What you have to do » Each entry below is to be copied verbatim, with no line missing.

The records »
☆ ☆ ☆ ☆ ☆ ☆ ☆
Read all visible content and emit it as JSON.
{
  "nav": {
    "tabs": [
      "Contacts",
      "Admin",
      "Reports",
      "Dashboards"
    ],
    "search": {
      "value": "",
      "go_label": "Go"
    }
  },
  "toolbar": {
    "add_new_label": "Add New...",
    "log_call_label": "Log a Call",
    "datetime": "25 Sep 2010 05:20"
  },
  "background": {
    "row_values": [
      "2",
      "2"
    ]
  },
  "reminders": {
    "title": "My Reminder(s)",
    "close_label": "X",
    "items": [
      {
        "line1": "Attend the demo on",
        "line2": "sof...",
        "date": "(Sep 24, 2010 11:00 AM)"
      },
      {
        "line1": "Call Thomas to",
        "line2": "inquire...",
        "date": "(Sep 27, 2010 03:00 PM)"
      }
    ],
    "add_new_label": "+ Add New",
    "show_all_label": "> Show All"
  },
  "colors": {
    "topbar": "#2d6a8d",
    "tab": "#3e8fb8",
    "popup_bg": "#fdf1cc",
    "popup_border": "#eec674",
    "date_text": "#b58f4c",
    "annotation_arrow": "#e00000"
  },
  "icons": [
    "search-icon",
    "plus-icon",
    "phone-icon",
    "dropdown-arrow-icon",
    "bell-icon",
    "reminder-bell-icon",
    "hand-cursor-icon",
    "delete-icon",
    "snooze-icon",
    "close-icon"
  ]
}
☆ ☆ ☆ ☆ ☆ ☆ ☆
Written solution »
Read all visible content and emit it as JSON.
{
  "nav": {
    "tabs": [
      "Contacts",
      "Admin",
      "Reports",
      "Dashboards"
    ],
    "search": {
      "value": "",
      "go_label": "Go"
    }
  },
  "toolbar": {
    "add_new_label": "Add New...",
    "log_call_label": "Log a Call",
    "datetime": "25 Sep 2010 05:20"
  },
  "background": {
    "row_values": [
      "2",
      "2"
    ]
  },
  "reminders": {
    "title": "My Reminder(s)",
    "close_label": "X",
    "items": [
      {
        "line1": "Attend the demo on",
        "line2": "sof...",
        "date": "(Sep 24, 2010 11:00 AM)"
      },
      {
        "line1": "Call Thomas to",
        "line2": "inquire...",
        "date": "(Sep 27, 2010 03:00 PM)"
      }
    ],
    "add_new_label": "+ Add New",
    "show_all_label": "> Show All"
  },
  "colors": {
    "topbar": "#2d6a8d",
    "tab": "#3e8fb8",
    "popup_bg": "#fdf1cc",
    "popup_border": "#eec674",
    "date_text": "#b58f4c",
    "annotation_arrow": "#e00000"
  },
  "icons": [
    "search-icon",
    "plus-icon",
    "phone-icon",
    "dropdown-arrow-icon",
    "bell-icon",
    "reminder-bell-icon",
    "hand-cursor-icon",
    "delete-icon",
    "snooze-icon",
    "close-icon"
  ]
}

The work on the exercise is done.